But since it is still a mystery it seems like every couple of years the search for Amelia Earhart and her plane re-enters the news and the public eye.  Just like when I hear of UFO reports and Bigfoot sightings these days, I always sit up and take note when some new story comes out about someone claiming to have found evidence about Earhart or putting forth a new theory about the mystery.  Which brings us to today...

I didn't even realize that today (July 2nd) was the anniversary of the disappearance until a few days ago when I was at a Barnes and Noble bookstore reading the current issue of The Fortean Times.  The Fortean Times is a great magazine for people interested in the kinds of unexplained mysteries I have always been fascinated by.  This particular issue (June 2012) had a story in it about Amelia Earhart and a new expedition that hopes to solve the mystery once and for all.  Of course that's something people have been trying to do for seventy-five years, but I always hold out hope that this will be "the one".

On July 3rd (the seventy-fifth anniversary of the first search and rescue missions to look for the Earhart's plane after its disappearance) The International Group for Historical Aircraft Recovery (TIGHAR) will launch its ninth (I believe) expedition to try to find the plane and evidence of Earhart's and Noonan's ultimate fate.

TIGHAR believes the wreckage of the plane is located somewhere near the island of Nikumaroro, which was known as Gardner Island in 1937.  Along with various items and clues found by others over the years TIGHAR has collected a number of pieces of possible evidence on previous expeditions over the years.  They believe that this evidence shows that Amelia Earhart survived the crash and lived on th e island for a time after her disappearance.  For full details about the current expedition and background on TIGHAR and its efforts to date please check out their website.  They will also post daily updates once the expedition begins.  Read those updates here.

Makeup jar (left) found on Nikumaroro Island

Coincidently, just about a month ago an old friend of mine and I got together and watched a few episodes of the old TV show "In Search of...", which we both watched as kids.  The show was a big influence on me and I'm sure it had a lot to do with my interest in all kinds of strange phenomena.  There is talk that "In Search of..." might finally get a legitimate DVD release soon, but in the meantime it's possible to pick up the series on DVDs put together from recordings of a re-tooled version of the show that aired on a couple different cable stations back in the 1990s or so.  It's the same show I watched as a kid, but with new opening titles and other changes that try to mask the fact that the show was produced way back in the 1970s.

"In Search of..." title screen, with Amelia Earhart at upper right

Anyway, I bought one of these sets a couple years ago.  My friend and I watched a few random episodes, and we just happened to see the one about Amelia Earhart (not realizing how close we were to the anniversary of the disappearance).  It was interesting to see what kinds of theories were still popular (or at least still in play) forty or so years ago.  There was still a belief at the time by some that Amelia Earhart might still be alive somewhere in the world.

While it's a foregone conclusion that Earhart and Noonan probably died a long time ago (regardless of what may or may not have happened after the disappearance), it's still a thrilling idea to think that it's possible that the mystery might finally be solved after all these years.  I'll follow the expedition and hope for something new to be discovered.  It seems far more likely that it won't be solved and Amelia Earhart will continue to be a mystery for the foreseeable future, but you never know...


  1. Google honoring Amelia Earhart an American aviation pioneer on her 115th Birthday with special doodle.

    1. I just saw that!
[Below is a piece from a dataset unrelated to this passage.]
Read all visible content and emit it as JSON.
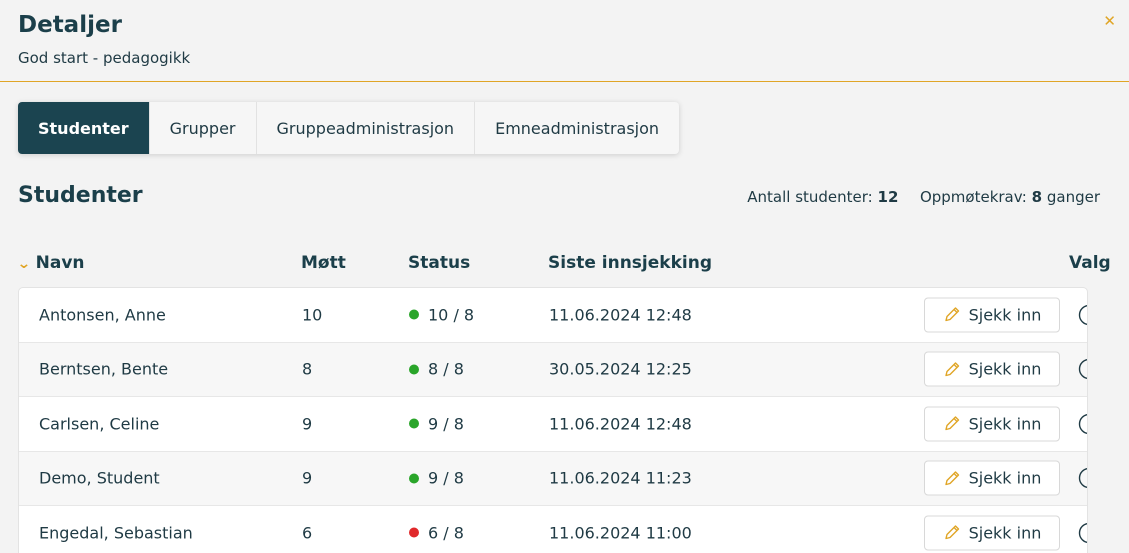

It's cool to see Google honoring Amelia. It's also unfortunate (but not surprising) that the first links that come up are about how the latest search for her and her plane came up empty once again.